Writer-director Shanley's adaptation of his own Broadway play is a brisk, witty, and perhaps overly brief account of a Catholic school in 1964, whose newish priest (Philip Seymour Hoffman) is friendlier with his parishioners than the brittle old nun principal (Meryl Streep) would like. When younger nun Amy Adams sees something that makes her suspicious of the priest's relationship with the school's lone black boy, Streep picks it up and runs with it, hoping to kick the priest out of the school even when she has no proof besides Adams's increasingly shaky testimony and her own prejudices.
Strongly acted and well-written, the film almost escapes its theatrical trappings, but in the end it doesn't amount to much. I wasn't asking for grand melodrama, but there is so much to dive into, regarding race, religion, sexuality, and the a-changin' times – specifically, what is known as "Vatican II", the Second Vatican Council, which greatly altered the church at that time. But it's all just hinted at, serving as a backdrop for what is mostly a three-person drama (with a notable appearance by Viola Davis as the boy's mother) about a mean old nun. At least that's how it comes across under the writer's swift direction. I also found the film's use of metaphor a little too obvious. (What's that wind blowing through your window, Meryl? Could it be the wind of change?)

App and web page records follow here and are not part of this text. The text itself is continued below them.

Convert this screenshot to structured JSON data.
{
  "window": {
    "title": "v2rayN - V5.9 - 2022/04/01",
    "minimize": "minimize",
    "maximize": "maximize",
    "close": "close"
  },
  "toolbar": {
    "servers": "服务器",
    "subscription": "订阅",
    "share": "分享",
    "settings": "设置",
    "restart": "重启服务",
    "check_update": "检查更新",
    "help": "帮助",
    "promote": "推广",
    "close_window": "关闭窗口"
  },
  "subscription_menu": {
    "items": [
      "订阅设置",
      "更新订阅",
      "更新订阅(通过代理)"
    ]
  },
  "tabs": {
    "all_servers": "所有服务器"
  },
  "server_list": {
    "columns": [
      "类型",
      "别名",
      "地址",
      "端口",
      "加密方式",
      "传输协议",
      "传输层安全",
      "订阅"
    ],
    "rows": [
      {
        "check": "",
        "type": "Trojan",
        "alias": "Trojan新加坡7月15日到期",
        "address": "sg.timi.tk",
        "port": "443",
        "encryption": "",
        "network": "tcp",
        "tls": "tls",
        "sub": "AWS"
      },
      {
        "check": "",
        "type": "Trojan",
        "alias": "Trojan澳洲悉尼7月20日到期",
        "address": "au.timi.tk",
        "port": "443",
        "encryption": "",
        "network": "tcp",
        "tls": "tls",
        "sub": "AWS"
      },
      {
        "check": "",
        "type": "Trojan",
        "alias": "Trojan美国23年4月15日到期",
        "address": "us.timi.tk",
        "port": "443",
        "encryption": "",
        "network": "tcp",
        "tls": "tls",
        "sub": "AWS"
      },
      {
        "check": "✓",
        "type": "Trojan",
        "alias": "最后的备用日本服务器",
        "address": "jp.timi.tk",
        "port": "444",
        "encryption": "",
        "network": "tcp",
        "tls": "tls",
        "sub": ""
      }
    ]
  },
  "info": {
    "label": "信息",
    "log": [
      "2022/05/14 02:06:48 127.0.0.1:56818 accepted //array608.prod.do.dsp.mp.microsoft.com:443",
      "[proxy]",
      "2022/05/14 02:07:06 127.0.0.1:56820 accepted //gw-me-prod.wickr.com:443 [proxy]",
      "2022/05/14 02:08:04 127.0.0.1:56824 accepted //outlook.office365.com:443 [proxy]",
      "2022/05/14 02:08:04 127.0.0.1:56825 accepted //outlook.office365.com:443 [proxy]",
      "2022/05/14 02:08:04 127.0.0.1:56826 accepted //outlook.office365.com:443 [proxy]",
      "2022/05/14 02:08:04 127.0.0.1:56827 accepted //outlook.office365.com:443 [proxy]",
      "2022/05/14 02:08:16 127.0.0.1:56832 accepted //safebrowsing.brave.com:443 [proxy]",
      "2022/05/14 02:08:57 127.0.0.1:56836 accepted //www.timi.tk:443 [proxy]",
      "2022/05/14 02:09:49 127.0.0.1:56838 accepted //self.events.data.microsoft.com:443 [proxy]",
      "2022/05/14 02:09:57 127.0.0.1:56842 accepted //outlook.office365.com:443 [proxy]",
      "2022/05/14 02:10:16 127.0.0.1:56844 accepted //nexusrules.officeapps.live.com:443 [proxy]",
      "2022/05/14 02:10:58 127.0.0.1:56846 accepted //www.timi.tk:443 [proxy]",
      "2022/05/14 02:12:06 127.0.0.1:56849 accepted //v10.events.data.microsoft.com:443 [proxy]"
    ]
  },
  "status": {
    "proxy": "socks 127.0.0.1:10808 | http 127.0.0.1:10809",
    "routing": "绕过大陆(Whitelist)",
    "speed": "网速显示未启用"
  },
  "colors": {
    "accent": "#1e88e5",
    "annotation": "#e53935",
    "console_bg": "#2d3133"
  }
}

I still liked Doubt. Streep and Hoffman are great, and not in their usual ways, and Adams is cute as a button while once again proving herself a strong actress. The casting is perfect, in fact. But I do wish the film had more of an impact.